This of course creates much greater affordability than if they were to improperly buy out their siblings and have that property reassessed. The loan to trust goes hand in hand with the Proposition 58 property tax transfer system, creating enough liquidity to equalize distributions, not sell, and allow a beneficiary to keep their parents property with their low property tax base.“
Feedback From A Seasoned Property Tax Consultant
The other example we mentioned, Michael Wyatt Consulting, works in conjunction with real estate attorneys and frequently a trust lender, and formally reviews clients’ real estate values. The firm studies and forms strategy for proposed real estate transactions; ensuring avoidance of property tax assessment.
Mr. Wyatt conducts comprehensive research on real property, real estate deeds, and other instruments for accuracy; and serves as a liaison between clients and the Tax Assessor’s Office – maintaining problem-free communications with Assessors and other essential local government agencies.
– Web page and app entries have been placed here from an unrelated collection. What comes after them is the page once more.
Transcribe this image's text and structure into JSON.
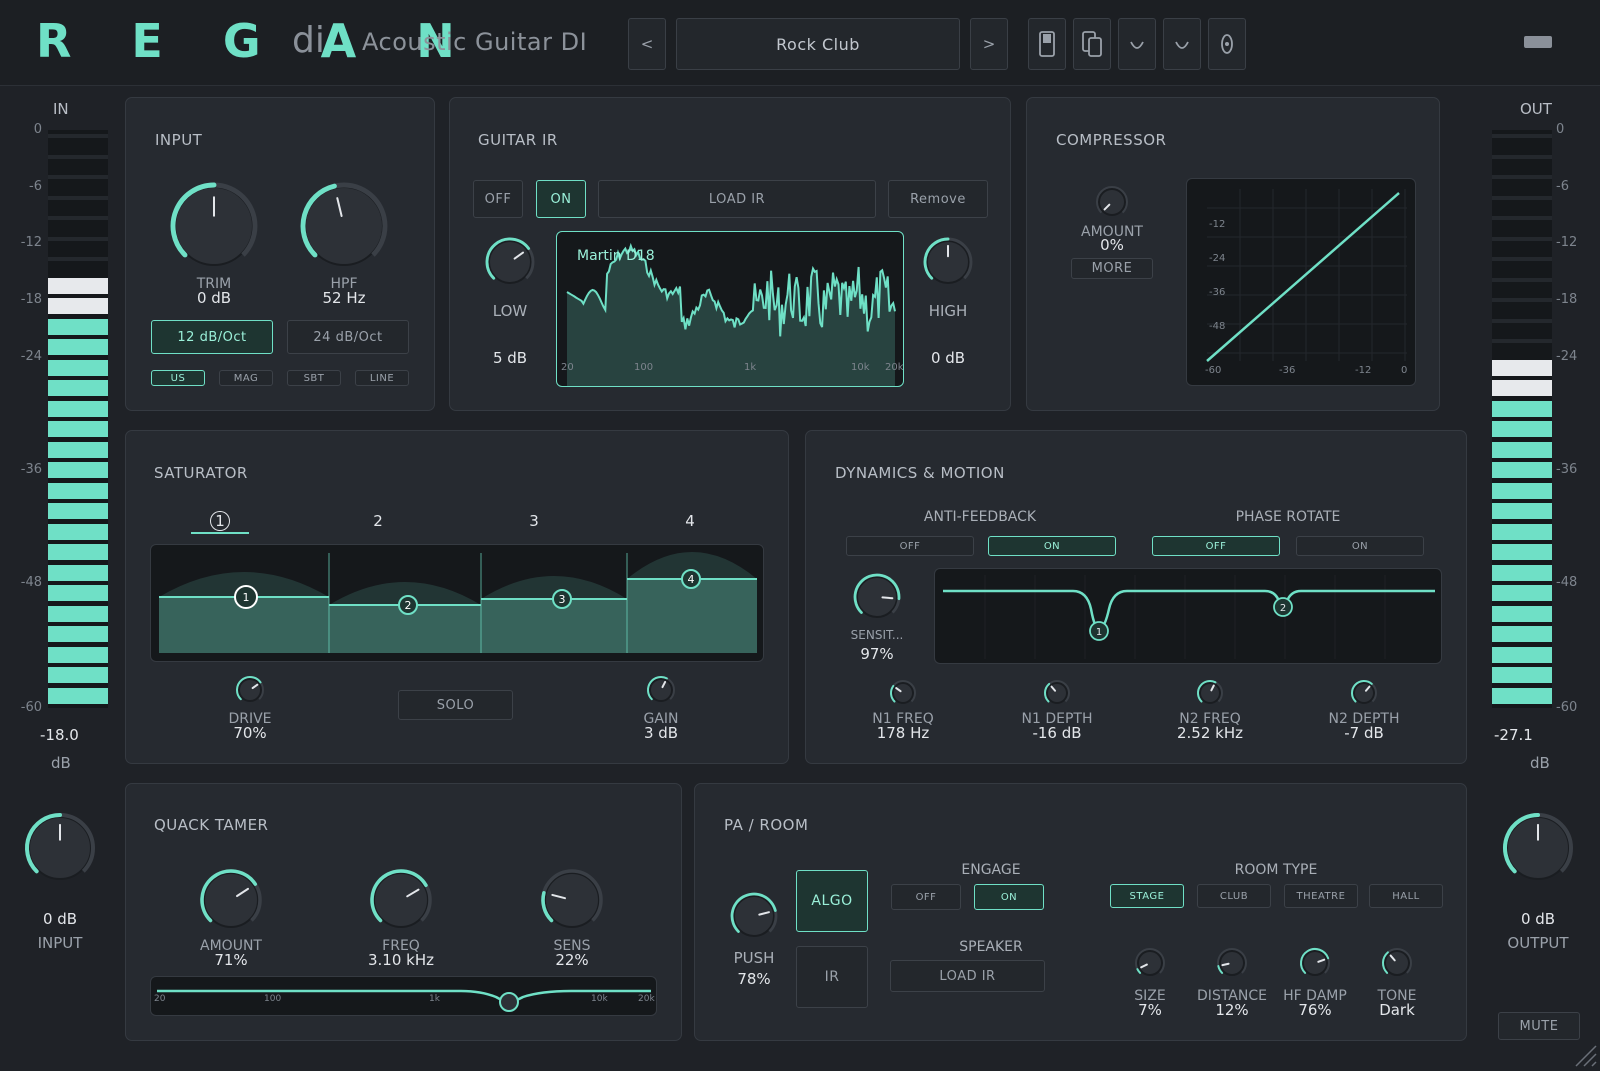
{
  "header": {
    "logo": "R E G A N",
    "logo_suffix": "di",
    "plugin_name": "Acoustic Guitar DI",
    "preset": "Rock Club",
    "prev": "<",
    "next": ">"
  },
  "meters": {
    "in_label": "IN",
    "out_label": "OUT",
    "ticks": [
      "0",
      "-6",
      "-12",
      "-18",
      "-24",
      "-36",
      "-48",
      "-60"
    ],
    "in_value": "-18.0",
    "out_value": "-27.1",
    "unit": "dB",
    "in_level_db": -18.0,
    "out_level_db": -27.1
  },
  "input_knob": {
    "value": "0 dB",
    "label": "INPUT"
  },
  "output_knob": {
    "value": "0 dB",
    "label": "OUTPUT"
  },
  "mute": "MUTE",
  "input": {
    "title": "INPUT",
    "trim_label": "TRIM",
    "trim_value": "0 dB",
    "hpf_label": "HPF",
    "hpf_value": "52 Hz",
    "slope_a": "12 dB/Oct",
    "slope_b": "24 dB/Oct",
    "pickups": [
      "US",
      "MAG",
      "SBT",
      "LINE"
    ]
  },
  "guitar_ir": {
    "title": "GUITAR IR",
    "off": "OFF",
    "on": "ON",
    "load": "LOAD IR",
    "remove": "Remove",
    "low_label": "LOW",
    "low_value": "5 dB",
    "high_label": "HIGH",
    "high_value": "0 dB",
    "ir_name": "Martin D18",
    "freq_ticks": [
      "20",
      "100",
      "1k",
      "10k",
      "20k"
    ]
  },
  "compressor": {
    "title": "COMPRESSOR",
    "amount_label": "AMOUNT",
    "amount_value": "0%",
    "more": "MORE",
    "y_ticks": [
      "-12",
      "-24",
      "-36",
      "-48"
    ],
    "x_ticks": [
      "-60",
      "-36",
      "-12",
      "0"
    ]
  },
  "saturator": {
    "title": "SATURATOR",
    "bands": [
      "1",
      "2",
      "3",
      "4"
    ],
    "drive_label": "DRIVE",
    "drive_value": "70%",
    "solo": "SOLO",
    "gain_label": "GAIN",
    "gain_value": "3 dB"
  },
  "dynamics": {
    "title": "DYNAMICS & MOTION",
    "anti_feedback": "ANTI-FEEDBACK",
    "phase_rotate": "PHASE ROTATE",
    "off": "OFF",
    "on": "ON",
    "sens_label": "SENSIT...",
    "sens_value": "97%",
    "n1_freq_label": "N1 FREQ",
    "n1_freq_value": "178 Hz",
    "n1_depth_label": "N1 DEPTH",
    "n1_depth_value": "-16 dB",
    "n2_freq_label": "N2 FREQ",
    "n2_freq_value": "2.52 kHz",
    "n2_depth_label": "N2 DEPTH",
    "n2_depth_value": "-7 dB",
    "notch_1": "1",
    "notch_2": "2"
  },
  "quack": {
    "title": "QUACK TAMER",
    "amount_label": "AMOUNT",
    "amount_value": "71%",
    "freq_label": "FREQ",
    "freq_value": "3.10 kHz",
    "sens_label": "SENS",
    "sens_value": "22%",
    "freq_ticks": [
      "20",
      "100",
      "1k",
      "10k",
      "20k"
    ]
  },
  "pa_room": {
    "title": "PA / ROOM",
    "push_label": "PUSH",
    "push_value": "78%",
    "algo": "ALGO",
    "ir": "IR",
    "engage": "ENGAGE",
    "off": "OFF",
    "on": "ON",
    "speaker": "SPEAKER",
    "load_ir": "LOAD IR",
    "room_type": "ROOM TYPE",
    "rooms": [
      "STAGE",
      "CLUB",
      "THEATRE",
      "HALL"
    ],
    "size_label": "SIZE",
    "size_value": "7%",
    "distance_label": "DISTANCE",
    "distance_value": "12%",
    "hfdamp_label": "HF DAMP",
    "hfdamp_value": "76%",
    "tone_label": "TONE",
    "tone_value": "Dark"
  },
  "colors": {
    "accent": "#6fe0c6",
    "background": "#1f2227",
    "panel": "#262a30"
  }
}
Mr. Wyatt explains:
“We let our clients know the Proposition 58 [or Proposition 19] tax benefit entitles children of parents leaving them property to preserve the low Proposition 13 maximum 2% tax base. A California property tax transfer. However, a lot of people don’t fully understand that you have to apply for the benefit. It’s not automatic. And it doesn’t apply to the principal home. explain to them that they get the assessed value tax benefit only if it’s a non principal home. You get the assessed value waved if for example it‘s a million dollar property… You get the million excluded – but the overage is reassessed… A lot of people don’t know that.
The creators of the trust get this benefit. definition of ‘a child’ or “children” is typically the adult children of a decedent…But this also refers to step-parents. Step-parents can also transfer property to a step-child… Mom can be a step parent and can still get the benefit. In-laws get the benefit as well. You don’t have to be blood relatives.
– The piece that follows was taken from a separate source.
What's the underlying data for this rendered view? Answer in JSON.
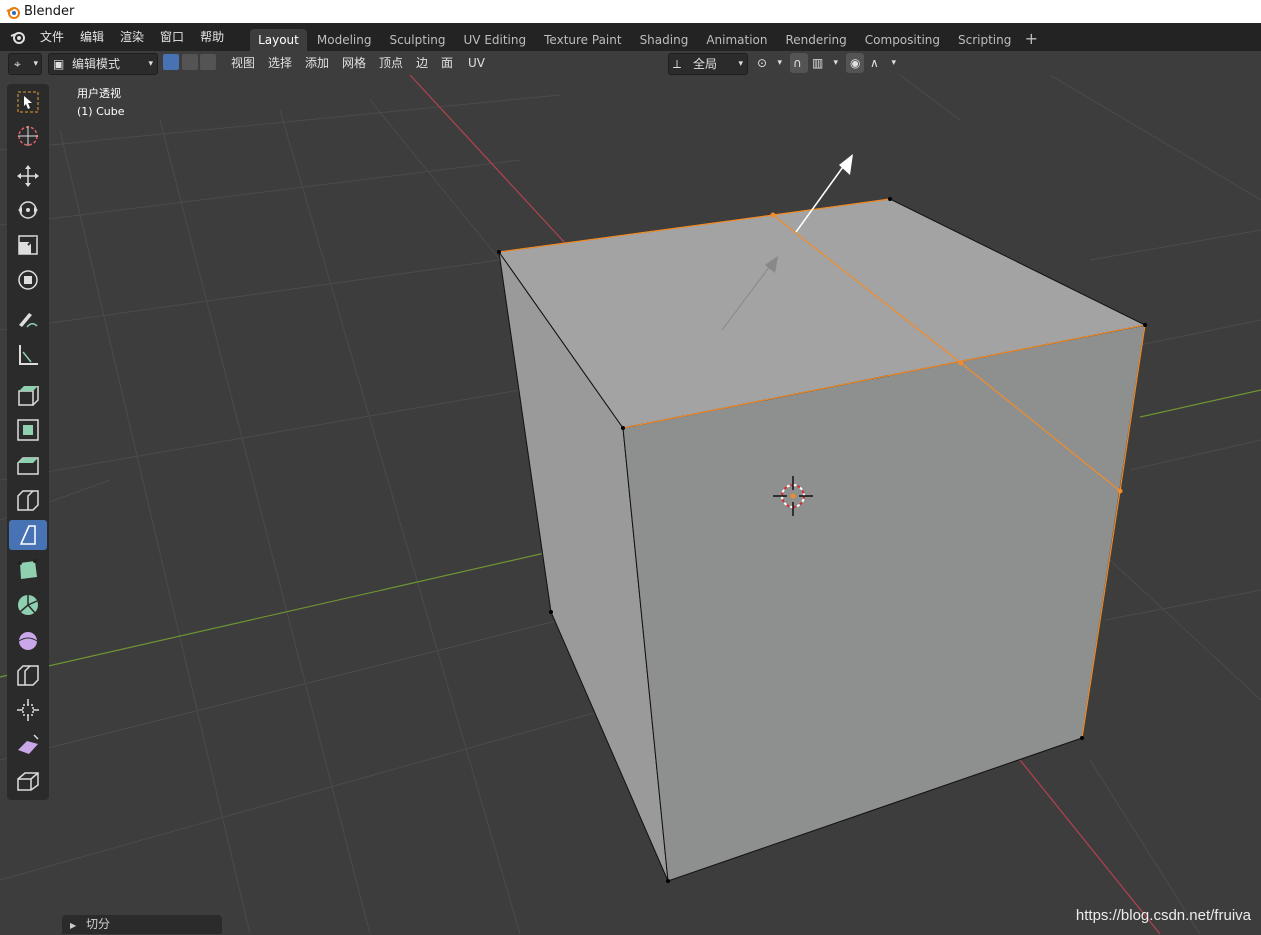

We basically introduce the trust lender, for example Commercial Loan Corporation, as a private money lender that loans to irrevocable trusts, that applies for and works in tandem with California Proposition 58 [or Proposition 19]… for beneficiaries who are looking to sell their real property shares – for the purpose of facilitating “non pro-rata distribution”… So every heir gets an equal share of the entire overall estate – however, not necessarily of every asset.
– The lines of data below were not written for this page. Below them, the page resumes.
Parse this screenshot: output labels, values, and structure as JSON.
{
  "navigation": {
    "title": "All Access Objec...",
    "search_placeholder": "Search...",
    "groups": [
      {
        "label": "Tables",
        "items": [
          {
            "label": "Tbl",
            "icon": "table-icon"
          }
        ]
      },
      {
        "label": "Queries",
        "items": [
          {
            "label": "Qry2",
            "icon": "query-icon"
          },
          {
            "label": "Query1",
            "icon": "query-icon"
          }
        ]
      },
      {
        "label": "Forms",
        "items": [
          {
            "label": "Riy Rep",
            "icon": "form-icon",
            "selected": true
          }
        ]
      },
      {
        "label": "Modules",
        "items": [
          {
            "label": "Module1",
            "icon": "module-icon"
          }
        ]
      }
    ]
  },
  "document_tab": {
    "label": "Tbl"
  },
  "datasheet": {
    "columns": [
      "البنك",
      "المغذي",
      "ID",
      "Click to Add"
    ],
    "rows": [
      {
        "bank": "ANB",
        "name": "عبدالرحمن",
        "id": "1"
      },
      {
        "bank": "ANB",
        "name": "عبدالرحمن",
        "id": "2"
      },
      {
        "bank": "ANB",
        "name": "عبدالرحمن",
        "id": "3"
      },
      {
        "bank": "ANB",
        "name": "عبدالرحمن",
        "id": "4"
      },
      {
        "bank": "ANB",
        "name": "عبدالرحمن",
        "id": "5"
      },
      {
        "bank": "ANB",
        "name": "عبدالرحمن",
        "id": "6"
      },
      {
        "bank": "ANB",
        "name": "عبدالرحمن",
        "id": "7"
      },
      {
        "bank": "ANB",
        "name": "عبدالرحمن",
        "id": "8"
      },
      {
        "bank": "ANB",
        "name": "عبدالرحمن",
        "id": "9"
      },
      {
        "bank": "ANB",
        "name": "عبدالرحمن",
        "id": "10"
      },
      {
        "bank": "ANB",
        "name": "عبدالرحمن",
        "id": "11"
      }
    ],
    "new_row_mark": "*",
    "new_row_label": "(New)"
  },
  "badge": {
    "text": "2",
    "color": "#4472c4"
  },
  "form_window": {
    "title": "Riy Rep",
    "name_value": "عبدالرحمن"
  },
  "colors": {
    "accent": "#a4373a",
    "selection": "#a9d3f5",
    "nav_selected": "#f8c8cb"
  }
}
Well, if the family in question uses the Commercial Loan Corp company that we have been using for years… the loan they provide is to a trust, and not to beneficiaries; so there is no title, and no crippling 66.66% property tax reassessment. Well, for example, there might be three siblings… beneficiaries – and a house to inherit. And this is always important to remember.
If you’re one out of the three siblings that wants to keep the inherited house, you are definitely looking at a 66.66% property value tax reassessment – if you’re operating without a loan to a trust, or you’re using your own cash; or getting money from a very pricey institutional lender – typically with multiple restrictions and extremely strict terms.”
Mr. Wyatt sums up and simplifies a process that tends to look complicated to new clients. At the end of the day, all families need to understand is the fact that in the end, they save a great deal of money on property taxes if they aim to keep their parent’s home. If they are looking to sell, they simply need to understand that they will be putting lot more cash in their pocket using the trust loan approach, rather than selling to an outside buyer. Everything else is secondary, if you are inheriting property.